Coal mining reflects the independent spirit of the region's people. Many southwestern Pennsylvania mines were small family run operations such as Seldom Seen Mine.
Chest Creek Mine 1, once known as Miller Run no.8, is now known as The Seldom Seen Mine. Fred Maurer of Patton opened Miller Run no. 8 in 1939. It was then sold to Andrew Radomsky in 1940. The mine was owned and operated by the Radomsky Family until 1963, when the mine operations were split between tourism and mining operations.
Andrew Radomsky also purchased Miller Run no. 7 in 1940, in which he operated both Miller Run nos.7 and 8 from 1940-41. Miller Run no.8 is about ¼ mile southeast of Miller Run no. 7.
In 1942 Miller Run no.8's production began increasing rapidly and nearly doubled it production in the following year. Andrew Radomsky changed the name of the company from Andrew Radomsky to The Chest Creek Coal Company in 1942. Production remained in the 20,000-ton range throughout the 1940's. In 1951, production peaked when 33,538 tons were shipped by rail. Employee numbers peaked as well this same year, with a total of 37 employees. This was due to the increased demand for coal during the Korean War. Production then started to decline in 1952 with 19,687 tons. Less than 10,000 tons was the production rate over the next three years. Production ranged from 10,000 to 14,000 tons from 1956 till 1962. In 1963 the mine was split between production and tourist activities, this year saw only 775 tons produced and was the last year of production.
The mine was originally operated by mule haulage with the only electric piece of equipment being the pump. Around 1943 the first electric equipment, consisting of a locomotive w/storage battery, and a short wall cutter, was purchased and installed in the mine.
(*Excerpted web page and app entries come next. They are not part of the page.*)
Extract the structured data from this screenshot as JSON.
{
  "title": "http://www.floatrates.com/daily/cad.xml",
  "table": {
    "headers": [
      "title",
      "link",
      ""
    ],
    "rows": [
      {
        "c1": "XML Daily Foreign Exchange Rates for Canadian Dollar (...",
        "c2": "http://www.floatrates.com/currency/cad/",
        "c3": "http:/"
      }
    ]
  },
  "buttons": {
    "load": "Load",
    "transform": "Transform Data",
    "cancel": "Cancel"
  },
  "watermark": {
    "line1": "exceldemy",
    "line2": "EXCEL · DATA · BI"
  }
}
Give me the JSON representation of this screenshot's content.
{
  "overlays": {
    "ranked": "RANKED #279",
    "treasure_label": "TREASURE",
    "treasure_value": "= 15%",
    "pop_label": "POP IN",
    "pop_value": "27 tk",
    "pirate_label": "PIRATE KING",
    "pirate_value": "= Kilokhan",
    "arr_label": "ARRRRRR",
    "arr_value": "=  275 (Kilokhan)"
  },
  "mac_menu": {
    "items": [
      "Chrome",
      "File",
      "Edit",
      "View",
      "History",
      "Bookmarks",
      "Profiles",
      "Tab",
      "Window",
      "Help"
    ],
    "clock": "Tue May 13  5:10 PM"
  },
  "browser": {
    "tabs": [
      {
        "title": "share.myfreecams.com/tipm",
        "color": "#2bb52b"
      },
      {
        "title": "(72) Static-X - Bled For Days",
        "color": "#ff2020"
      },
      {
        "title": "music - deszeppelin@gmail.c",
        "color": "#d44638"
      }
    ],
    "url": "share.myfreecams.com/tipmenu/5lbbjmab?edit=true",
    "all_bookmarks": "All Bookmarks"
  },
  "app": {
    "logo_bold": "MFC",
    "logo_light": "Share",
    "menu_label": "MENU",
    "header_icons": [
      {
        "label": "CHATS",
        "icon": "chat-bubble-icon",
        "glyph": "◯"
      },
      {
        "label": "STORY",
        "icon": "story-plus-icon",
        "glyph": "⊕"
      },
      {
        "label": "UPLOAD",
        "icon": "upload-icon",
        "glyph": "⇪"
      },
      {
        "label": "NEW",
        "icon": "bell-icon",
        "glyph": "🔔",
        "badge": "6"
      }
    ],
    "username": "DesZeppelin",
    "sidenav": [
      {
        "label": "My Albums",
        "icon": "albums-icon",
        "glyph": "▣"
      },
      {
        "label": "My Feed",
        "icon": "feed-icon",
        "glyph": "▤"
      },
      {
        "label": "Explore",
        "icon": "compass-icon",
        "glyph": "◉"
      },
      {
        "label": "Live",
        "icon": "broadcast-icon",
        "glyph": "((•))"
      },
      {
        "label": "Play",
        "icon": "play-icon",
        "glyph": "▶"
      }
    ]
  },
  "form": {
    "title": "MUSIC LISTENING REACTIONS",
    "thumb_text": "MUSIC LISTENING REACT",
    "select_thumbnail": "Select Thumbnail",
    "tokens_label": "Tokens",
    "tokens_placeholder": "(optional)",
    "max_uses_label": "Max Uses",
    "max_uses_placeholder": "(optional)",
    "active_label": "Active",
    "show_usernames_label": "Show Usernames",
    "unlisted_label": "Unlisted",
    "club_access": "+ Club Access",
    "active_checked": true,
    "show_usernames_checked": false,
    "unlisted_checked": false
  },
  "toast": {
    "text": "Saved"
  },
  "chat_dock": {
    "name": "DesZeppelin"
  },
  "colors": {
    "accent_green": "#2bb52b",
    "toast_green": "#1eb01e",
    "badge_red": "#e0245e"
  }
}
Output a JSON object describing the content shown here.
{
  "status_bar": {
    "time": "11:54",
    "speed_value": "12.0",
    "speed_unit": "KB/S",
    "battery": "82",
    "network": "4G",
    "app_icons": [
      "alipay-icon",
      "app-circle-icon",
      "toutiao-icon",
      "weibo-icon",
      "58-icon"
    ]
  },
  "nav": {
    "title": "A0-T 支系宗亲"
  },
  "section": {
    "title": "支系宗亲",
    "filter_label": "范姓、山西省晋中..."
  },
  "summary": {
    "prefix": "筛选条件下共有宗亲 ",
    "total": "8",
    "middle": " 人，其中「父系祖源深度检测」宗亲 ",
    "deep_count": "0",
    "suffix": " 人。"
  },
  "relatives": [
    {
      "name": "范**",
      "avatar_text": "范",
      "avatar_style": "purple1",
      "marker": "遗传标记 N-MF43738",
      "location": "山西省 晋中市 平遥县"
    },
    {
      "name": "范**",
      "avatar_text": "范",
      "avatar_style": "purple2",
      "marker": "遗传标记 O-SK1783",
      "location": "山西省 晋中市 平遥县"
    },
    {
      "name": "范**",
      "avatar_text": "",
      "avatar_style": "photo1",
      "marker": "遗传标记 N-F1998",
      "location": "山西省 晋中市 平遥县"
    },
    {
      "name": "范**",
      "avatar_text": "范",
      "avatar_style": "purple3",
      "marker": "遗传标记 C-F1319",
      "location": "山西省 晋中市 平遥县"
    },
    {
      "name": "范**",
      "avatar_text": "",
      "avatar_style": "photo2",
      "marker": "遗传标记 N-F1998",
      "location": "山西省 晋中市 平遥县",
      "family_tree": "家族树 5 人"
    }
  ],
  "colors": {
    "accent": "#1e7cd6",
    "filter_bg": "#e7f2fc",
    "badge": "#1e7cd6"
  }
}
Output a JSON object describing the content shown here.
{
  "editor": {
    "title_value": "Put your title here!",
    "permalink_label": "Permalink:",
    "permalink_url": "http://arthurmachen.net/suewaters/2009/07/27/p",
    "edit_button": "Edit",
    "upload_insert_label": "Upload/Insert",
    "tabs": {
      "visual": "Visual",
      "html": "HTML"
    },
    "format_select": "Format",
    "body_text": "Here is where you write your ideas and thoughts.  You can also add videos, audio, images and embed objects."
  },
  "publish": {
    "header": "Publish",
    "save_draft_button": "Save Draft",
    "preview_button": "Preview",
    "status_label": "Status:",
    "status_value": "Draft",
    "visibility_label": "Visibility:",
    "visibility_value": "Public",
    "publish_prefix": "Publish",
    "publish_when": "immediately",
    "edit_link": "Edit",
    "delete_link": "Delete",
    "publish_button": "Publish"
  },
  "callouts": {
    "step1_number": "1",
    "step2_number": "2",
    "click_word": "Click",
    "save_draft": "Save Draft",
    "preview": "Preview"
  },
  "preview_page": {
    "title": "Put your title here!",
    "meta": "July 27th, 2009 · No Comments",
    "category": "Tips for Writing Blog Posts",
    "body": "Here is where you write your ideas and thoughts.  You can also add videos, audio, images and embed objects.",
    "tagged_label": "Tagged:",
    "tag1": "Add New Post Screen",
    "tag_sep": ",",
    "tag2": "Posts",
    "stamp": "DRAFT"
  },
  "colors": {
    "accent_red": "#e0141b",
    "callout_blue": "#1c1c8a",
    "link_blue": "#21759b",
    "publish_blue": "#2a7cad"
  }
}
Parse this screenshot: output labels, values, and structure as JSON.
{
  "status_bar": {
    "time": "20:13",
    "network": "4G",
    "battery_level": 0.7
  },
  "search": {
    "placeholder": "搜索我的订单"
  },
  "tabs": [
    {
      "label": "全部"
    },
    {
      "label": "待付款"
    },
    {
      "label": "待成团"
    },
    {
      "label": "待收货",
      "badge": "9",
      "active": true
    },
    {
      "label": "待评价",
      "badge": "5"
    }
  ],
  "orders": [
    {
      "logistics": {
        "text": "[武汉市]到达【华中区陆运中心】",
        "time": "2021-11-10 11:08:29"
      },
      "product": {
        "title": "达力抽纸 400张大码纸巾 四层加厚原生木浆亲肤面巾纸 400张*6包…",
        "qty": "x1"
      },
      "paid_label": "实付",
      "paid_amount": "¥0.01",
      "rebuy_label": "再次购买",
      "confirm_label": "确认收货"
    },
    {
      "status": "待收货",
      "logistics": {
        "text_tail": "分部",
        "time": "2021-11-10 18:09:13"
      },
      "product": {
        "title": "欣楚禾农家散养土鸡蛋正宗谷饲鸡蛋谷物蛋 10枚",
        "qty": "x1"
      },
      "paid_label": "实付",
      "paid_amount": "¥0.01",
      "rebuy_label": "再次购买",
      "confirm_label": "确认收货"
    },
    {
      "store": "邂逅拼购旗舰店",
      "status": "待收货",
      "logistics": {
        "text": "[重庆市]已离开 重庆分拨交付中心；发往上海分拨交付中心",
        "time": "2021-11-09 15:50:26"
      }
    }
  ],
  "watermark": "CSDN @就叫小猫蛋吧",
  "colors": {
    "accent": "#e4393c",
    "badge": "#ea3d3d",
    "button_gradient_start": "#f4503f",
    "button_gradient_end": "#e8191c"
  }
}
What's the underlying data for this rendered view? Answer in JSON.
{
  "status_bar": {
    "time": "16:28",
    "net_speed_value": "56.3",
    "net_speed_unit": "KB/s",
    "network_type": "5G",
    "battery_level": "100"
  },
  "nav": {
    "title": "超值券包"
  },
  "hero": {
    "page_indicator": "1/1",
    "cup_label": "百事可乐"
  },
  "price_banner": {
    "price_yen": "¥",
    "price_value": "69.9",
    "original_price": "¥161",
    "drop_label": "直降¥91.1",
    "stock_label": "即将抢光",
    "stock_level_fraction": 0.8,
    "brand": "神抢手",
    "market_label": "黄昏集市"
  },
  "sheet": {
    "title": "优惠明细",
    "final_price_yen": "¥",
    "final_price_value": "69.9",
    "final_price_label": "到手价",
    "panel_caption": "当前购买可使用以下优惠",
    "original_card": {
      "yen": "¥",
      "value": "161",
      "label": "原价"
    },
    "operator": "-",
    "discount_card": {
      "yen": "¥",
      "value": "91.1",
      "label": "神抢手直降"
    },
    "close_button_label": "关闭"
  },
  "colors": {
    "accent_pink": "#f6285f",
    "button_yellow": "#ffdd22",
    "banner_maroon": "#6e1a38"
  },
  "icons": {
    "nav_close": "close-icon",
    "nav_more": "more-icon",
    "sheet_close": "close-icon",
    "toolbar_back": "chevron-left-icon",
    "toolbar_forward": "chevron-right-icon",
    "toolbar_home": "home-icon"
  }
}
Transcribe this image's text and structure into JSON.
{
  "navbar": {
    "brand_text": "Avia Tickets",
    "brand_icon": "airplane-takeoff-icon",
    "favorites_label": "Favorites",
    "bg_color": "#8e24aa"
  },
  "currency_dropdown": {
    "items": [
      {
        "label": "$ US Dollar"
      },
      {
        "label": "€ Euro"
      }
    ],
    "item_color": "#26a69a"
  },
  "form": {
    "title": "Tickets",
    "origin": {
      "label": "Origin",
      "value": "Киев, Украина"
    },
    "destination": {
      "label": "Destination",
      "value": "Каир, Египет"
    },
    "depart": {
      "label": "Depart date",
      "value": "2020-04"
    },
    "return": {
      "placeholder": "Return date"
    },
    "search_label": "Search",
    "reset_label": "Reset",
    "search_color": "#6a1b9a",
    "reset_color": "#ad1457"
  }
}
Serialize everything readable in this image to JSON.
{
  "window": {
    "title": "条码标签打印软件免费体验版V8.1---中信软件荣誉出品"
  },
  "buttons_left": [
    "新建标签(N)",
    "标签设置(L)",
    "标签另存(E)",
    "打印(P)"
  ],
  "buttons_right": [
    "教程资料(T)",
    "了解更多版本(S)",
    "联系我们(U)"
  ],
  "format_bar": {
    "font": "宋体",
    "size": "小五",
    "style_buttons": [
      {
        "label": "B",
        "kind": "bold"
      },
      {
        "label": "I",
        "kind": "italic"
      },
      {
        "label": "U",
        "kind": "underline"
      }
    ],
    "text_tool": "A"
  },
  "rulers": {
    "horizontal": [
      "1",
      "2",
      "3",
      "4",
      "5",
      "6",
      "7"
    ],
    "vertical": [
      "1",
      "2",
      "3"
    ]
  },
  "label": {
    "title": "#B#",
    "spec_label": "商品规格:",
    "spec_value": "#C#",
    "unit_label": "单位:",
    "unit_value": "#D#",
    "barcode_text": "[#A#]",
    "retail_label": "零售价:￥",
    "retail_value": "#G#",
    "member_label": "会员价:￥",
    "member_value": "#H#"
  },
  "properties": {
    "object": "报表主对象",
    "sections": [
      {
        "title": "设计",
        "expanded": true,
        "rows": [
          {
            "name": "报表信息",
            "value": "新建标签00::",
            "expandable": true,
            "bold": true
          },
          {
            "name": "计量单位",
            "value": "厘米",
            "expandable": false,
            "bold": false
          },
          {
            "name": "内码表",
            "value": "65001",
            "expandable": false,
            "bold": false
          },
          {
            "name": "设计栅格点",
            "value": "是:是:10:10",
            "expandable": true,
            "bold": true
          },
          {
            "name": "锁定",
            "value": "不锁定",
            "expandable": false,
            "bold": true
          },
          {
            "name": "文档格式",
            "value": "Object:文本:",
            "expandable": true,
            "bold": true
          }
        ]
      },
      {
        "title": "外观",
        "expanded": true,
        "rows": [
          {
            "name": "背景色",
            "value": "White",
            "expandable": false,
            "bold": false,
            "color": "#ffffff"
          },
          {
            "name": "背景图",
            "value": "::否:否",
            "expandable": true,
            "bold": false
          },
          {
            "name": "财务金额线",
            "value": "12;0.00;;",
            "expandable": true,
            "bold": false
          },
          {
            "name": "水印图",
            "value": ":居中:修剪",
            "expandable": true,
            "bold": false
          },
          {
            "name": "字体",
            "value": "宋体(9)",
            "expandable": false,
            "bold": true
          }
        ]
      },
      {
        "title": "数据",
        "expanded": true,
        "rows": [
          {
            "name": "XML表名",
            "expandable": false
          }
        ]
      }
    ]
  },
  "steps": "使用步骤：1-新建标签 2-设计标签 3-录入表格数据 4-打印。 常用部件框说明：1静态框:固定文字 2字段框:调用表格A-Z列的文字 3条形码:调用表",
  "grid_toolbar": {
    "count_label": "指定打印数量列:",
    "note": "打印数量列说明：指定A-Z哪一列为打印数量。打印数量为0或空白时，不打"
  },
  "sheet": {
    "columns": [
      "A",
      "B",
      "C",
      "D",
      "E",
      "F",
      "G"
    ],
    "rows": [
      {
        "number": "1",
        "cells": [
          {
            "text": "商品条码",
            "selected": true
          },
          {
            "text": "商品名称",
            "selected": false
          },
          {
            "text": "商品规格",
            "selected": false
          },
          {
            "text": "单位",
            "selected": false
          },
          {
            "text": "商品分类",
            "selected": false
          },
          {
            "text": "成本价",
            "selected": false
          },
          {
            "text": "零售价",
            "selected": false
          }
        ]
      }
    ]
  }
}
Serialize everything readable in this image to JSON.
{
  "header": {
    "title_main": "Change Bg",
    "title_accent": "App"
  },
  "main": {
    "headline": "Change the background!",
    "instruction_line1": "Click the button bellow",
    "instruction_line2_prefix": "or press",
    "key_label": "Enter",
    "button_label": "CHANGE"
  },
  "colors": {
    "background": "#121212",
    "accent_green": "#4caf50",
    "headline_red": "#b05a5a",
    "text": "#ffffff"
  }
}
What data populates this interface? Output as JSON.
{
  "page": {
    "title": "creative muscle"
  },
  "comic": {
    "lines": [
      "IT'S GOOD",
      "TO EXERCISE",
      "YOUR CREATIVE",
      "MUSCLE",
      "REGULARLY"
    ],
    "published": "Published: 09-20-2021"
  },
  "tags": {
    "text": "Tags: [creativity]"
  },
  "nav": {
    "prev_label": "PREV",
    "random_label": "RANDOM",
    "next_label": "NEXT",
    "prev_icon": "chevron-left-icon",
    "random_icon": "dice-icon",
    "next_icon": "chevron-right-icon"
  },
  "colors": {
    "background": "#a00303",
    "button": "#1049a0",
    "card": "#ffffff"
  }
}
The trolley system and conveyor system was installed in the late 1940's.
Since the closing of production in 1963, The Seldom Seen Mine has become a Tourist Mine and is now part of the Path of Progress.